We study the incentives of a streaming platform to bias consumption when products are vertically differentiated. The platform offers mixed bundles of content to monetize consumers’ interest in variety and pays royalties to sellers based on the effective consumption of the content they produce. When products are not vertically differentiated, the platform has no incentive to bias consumption in equilibrium: the platform being active represents a Pareto-improvement compared to the case in which she is not. With vertical differentiation, royalties can differ; the platform always biases recommendations in favor of the cheapest content, which hurts consumers and the high-quality seller. Biased recommendation always diminishes the incentives of a seller to increase the quality of her content for a given demand. If a significant share of the users is ex-ante unaware of the existence of the sellers the platform can bias recommendations more freely, but joining the platform encourages investment in quality. The bias, however, can lead to inefficient allocation of R&D efforts. From a policy perspective, we propose this as a novel rationale for regulating algorithmic recommendations in streaming platforms.

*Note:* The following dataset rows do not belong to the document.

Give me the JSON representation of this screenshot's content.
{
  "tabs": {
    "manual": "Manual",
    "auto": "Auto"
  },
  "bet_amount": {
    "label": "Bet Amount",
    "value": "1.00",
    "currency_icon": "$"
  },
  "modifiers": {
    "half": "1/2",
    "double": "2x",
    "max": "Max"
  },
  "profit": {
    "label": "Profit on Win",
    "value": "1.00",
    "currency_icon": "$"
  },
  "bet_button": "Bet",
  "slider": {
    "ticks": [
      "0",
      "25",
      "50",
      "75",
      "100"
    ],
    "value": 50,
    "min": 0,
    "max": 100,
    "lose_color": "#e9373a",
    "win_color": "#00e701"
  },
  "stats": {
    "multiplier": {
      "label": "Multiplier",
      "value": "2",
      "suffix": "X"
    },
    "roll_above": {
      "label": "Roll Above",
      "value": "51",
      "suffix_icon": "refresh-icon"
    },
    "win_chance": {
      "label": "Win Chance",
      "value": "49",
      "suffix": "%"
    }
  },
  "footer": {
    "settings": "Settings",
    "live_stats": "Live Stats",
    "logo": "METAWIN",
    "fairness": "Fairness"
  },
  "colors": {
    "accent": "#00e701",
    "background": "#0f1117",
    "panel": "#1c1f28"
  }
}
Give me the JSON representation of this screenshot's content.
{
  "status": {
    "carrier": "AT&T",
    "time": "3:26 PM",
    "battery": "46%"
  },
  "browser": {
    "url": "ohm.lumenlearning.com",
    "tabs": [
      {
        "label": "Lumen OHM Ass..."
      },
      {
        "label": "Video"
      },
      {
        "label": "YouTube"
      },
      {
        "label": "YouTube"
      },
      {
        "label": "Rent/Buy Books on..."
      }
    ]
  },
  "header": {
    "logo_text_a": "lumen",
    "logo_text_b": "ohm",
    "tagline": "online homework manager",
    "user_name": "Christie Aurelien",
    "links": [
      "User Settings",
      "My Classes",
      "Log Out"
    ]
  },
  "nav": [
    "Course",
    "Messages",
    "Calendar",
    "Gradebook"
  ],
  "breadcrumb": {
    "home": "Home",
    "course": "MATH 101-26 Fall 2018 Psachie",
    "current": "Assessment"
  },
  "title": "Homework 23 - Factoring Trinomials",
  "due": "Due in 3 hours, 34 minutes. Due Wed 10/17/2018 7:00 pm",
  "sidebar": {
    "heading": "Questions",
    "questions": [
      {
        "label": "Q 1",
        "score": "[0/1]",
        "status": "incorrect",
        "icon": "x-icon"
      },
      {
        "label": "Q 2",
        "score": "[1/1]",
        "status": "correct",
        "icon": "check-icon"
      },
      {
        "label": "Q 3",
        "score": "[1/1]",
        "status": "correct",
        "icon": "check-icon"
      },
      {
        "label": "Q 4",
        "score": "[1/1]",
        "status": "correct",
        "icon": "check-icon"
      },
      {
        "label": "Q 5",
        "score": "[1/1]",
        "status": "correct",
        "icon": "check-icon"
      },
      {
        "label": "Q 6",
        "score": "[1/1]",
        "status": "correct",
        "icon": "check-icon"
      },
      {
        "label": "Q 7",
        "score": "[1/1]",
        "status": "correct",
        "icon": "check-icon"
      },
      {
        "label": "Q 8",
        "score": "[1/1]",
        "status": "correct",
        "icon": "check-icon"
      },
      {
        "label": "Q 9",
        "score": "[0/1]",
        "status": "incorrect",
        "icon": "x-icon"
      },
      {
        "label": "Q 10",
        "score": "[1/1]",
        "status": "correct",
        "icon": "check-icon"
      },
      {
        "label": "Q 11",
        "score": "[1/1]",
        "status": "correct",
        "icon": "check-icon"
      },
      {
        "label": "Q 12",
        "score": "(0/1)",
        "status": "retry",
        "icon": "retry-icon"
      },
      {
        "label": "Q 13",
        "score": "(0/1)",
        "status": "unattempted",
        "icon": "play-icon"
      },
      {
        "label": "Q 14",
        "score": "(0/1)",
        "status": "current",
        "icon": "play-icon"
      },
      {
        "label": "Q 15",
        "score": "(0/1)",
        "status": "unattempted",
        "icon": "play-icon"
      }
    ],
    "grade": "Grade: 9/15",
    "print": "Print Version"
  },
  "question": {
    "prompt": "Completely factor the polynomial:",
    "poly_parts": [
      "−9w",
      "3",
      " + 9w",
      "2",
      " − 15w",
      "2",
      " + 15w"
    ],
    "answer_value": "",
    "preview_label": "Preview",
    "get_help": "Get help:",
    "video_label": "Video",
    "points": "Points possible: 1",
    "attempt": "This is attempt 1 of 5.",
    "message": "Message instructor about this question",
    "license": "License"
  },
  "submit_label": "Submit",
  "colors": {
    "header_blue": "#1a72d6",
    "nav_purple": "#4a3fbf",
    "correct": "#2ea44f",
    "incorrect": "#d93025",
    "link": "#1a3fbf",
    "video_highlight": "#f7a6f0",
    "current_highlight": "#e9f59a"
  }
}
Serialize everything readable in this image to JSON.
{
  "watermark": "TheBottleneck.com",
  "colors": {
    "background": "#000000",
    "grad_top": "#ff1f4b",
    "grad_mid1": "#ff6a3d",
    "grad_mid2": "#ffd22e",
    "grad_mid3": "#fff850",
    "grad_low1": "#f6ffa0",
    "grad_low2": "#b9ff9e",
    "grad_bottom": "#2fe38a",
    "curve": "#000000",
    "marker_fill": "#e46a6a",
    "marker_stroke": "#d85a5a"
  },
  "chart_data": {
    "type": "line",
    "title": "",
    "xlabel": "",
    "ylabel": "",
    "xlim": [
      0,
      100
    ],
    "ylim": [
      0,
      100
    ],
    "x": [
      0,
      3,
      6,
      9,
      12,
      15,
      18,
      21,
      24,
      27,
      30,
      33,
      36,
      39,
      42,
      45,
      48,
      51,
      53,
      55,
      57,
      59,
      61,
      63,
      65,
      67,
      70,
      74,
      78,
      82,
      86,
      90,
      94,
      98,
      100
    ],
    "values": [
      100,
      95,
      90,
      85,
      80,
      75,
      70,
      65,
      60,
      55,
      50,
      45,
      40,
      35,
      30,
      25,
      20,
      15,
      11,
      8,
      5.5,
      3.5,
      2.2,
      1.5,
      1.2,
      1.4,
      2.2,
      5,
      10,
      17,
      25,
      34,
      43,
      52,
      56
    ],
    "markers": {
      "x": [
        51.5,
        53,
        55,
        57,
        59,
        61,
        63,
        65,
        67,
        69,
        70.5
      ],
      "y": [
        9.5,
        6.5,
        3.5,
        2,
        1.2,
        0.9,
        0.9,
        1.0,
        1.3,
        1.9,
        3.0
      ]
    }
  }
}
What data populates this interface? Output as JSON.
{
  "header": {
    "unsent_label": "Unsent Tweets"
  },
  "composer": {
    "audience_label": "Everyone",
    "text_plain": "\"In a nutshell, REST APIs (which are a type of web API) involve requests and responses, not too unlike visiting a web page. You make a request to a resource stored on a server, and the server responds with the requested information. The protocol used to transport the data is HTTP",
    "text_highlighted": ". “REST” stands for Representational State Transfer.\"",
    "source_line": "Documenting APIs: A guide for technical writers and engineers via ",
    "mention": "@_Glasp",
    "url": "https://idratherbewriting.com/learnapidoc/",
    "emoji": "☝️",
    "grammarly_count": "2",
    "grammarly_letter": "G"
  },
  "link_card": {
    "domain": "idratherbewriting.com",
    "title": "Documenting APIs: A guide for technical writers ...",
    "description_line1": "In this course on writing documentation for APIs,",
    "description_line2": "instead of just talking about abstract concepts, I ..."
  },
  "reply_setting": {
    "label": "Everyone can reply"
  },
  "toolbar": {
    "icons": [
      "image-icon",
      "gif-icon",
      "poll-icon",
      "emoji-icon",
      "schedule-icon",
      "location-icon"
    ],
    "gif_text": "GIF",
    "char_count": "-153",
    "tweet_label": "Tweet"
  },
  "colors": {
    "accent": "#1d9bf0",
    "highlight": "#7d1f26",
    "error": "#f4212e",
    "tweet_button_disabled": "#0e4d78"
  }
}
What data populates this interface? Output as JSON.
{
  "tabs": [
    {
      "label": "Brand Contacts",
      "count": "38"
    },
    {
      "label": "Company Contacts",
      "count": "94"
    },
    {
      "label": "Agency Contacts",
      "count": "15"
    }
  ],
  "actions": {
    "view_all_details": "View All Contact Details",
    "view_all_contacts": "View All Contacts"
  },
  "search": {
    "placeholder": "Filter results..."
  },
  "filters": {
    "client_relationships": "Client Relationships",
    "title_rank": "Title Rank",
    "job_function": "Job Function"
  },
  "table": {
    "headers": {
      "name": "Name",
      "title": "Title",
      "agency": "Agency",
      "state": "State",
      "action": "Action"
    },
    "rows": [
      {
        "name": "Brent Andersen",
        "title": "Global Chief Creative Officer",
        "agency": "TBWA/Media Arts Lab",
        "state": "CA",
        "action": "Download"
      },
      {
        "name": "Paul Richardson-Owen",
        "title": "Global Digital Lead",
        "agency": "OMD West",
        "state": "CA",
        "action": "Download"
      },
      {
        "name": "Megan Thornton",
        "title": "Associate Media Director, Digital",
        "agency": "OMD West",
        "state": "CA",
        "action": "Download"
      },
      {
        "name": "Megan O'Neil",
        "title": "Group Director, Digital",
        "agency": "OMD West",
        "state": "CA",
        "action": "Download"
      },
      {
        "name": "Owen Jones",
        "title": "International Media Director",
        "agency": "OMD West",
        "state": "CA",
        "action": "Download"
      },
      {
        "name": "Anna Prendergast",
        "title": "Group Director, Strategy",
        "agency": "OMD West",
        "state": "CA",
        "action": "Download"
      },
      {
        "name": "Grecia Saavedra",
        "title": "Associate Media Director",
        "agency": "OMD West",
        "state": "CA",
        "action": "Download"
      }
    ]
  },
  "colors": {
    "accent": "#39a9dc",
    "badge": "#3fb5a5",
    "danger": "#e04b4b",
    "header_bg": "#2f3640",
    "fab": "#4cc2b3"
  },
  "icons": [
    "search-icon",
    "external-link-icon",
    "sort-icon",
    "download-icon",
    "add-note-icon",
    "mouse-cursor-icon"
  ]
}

Gambato, Jacopo und Luca Sandrini (2023), Not as Good as it Used to Be: Do Streaming Platforms Penalize Quality?, ZEW Discussion Paper Nr. 23-032, Mannheim.